● **EXERCISE INSTRUCTIONS**:
Below are some records. Copy every line in them that holds "this".

Component data from apps and pages:
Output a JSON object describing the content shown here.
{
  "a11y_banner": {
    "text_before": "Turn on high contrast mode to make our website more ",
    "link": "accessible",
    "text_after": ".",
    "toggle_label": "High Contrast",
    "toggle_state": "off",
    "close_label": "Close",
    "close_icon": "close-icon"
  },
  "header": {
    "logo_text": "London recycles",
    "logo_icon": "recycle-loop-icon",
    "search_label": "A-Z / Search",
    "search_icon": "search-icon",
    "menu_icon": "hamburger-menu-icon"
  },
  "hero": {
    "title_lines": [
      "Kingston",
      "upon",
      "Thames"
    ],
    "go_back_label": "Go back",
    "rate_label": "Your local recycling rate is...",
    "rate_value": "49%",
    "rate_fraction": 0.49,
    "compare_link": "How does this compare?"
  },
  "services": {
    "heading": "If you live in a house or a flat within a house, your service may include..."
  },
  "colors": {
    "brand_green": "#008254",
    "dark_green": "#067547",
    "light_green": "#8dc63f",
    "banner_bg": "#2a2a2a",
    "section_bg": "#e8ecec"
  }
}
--
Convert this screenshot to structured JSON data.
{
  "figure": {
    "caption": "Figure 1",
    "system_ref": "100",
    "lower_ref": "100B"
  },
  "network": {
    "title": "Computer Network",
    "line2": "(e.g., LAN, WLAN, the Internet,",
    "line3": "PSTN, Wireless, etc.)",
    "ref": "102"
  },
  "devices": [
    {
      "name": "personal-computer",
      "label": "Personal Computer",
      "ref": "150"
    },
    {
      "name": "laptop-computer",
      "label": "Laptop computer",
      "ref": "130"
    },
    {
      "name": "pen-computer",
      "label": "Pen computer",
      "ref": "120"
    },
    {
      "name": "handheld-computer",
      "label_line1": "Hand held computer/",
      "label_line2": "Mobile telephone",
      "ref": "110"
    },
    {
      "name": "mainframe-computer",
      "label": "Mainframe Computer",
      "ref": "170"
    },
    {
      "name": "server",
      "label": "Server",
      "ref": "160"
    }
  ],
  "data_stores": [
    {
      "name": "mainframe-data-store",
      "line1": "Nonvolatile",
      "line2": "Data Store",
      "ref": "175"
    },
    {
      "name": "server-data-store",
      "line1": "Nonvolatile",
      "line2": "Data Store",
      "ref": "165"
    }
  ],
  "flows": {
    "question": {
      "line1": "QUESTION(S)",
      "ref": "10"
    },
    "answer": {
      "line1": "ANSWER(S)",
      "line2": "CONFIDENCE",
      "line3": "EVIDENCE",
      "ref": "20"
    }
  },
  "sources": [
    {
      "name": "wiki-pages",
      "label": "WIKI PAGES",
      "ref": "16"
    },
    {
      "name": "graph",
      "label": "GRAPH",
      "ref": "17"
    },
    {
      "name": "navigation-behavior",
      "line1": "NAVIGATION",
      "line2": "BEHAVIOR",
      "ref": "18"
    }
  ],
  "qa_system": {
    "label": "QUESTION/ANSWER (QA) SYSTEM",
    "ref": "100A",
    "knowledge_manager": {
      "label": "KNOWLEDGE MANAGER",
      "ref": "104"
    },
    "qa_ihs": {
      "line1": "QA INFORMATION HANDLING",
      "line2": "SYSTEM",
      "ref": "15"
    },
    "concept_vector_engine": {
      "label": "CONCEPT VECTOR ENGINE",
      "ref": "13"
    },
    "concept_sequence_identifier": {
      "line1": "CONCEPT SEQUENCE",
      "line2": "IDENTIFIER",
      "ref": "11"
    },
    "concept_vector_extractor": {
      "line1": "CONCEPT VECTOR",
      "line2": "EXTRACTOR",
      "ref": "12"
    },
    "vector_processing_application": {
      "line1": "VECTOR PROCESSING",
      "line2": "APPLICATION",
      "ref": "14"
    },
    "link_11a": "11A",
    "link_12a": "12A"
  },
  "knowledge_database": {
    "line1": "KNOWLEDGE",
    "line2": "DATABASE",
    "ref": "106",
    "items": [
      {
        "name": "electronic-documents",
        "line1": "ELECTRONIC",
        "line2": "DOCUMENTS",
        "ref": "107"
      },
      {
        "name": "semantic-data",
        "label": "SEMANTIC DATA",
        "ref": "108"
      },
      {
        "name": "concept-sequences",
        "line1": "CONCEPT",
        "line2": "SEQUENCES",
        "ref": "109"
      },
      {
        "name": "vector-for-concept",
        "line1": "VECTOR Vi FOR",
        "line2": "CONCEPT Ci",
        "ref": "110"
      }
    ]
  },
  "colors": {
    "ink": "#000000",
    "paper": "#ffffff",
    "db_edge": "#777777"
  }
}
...
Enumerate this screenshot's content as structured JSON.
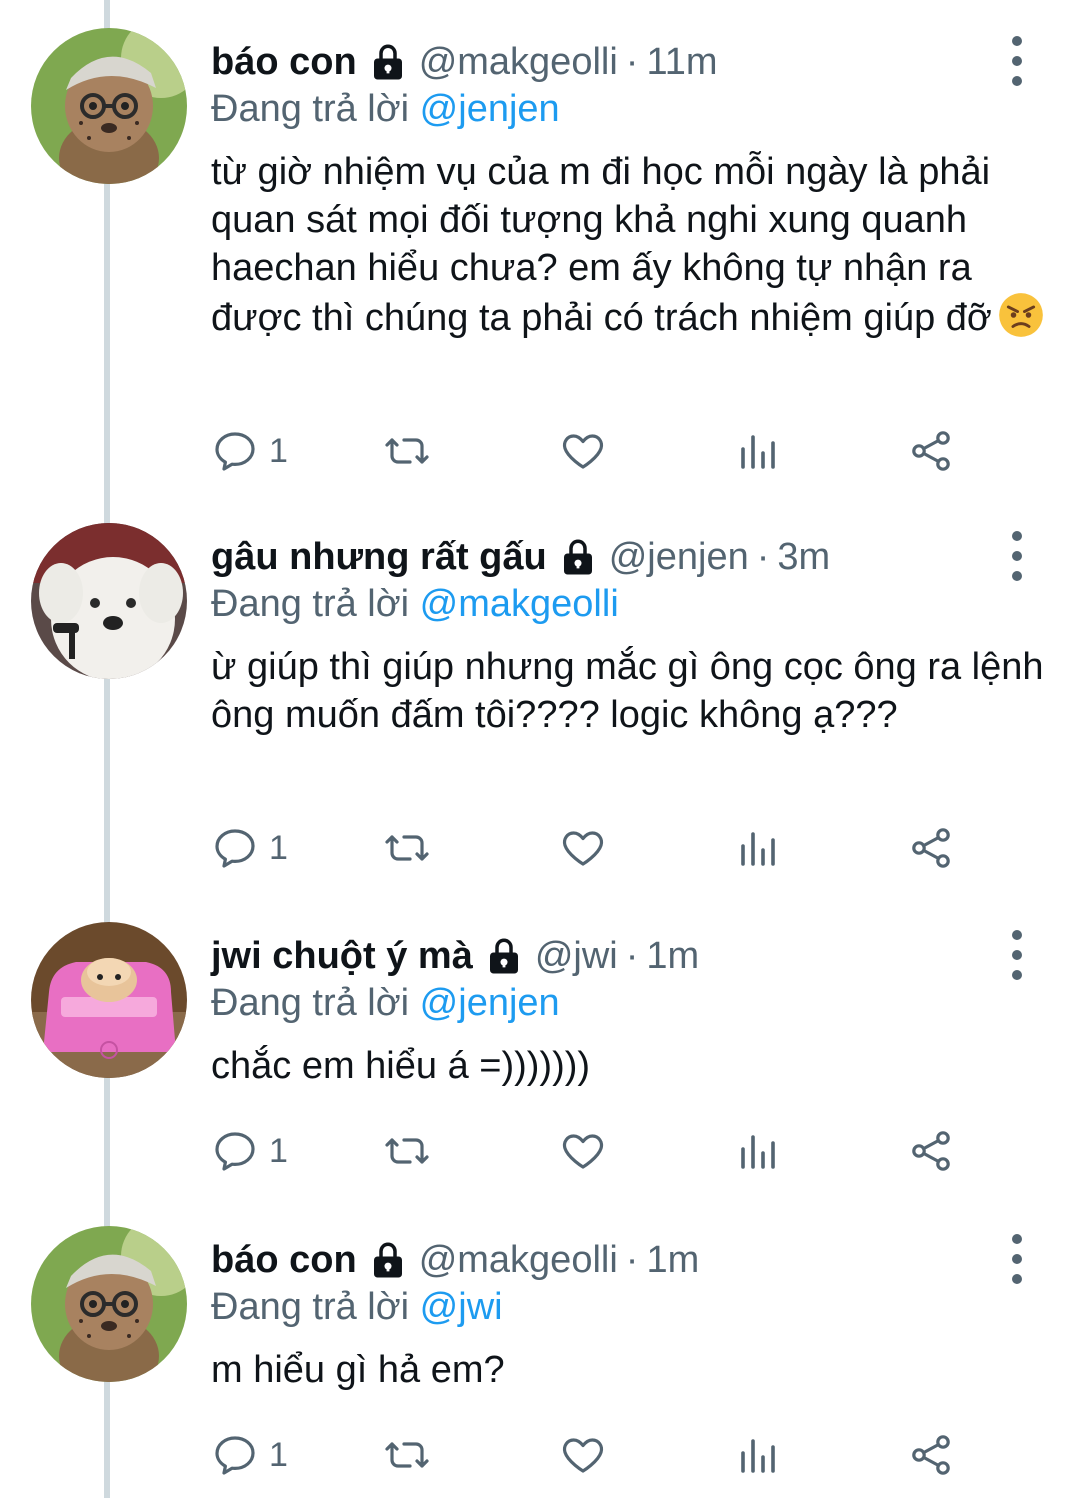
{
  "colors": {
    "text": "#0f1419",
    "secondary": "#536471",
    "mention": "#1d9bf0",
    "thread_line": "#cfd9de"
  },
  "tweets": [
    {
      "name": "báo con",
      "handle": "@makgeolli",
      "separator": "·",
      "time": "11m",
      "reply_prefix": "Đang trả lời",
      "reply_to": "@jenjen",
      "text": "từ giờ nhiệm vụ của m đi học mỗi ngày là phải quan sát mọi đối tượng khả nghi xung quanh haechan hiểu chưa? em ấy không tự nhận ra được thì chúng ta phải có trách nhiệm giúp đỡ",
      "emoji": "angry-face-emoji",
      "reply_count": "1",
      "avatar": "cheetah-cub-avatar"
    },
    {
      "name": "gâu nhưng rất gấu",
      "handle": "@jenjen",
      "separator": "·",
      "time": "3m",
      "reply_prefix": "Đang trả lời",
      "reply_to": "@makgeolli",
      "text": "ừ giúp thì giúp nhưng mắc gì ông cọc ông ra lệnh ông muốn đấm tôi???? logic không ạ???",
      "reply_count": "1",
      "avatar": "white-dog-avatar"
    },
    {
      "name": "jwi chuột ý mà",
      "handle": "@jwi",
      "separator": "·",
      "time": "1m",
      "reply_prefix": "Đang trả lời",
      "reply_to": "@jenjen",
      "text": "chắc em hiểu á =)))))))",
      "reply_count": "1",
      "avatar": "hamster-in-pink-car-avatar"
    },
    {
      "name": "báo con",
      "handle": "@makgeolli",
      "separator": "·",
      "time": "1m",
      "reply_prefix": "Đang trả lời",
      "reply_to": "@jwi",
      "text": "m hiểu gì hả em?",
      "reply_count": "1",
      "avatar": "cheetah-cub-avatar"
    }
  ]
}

● **EXERCISE OUTPUT**:
    "compare_link": "How does this compare?"
Convert this screenshot to structured JSON data.
Enumerate this screenshot's content as structured JSON.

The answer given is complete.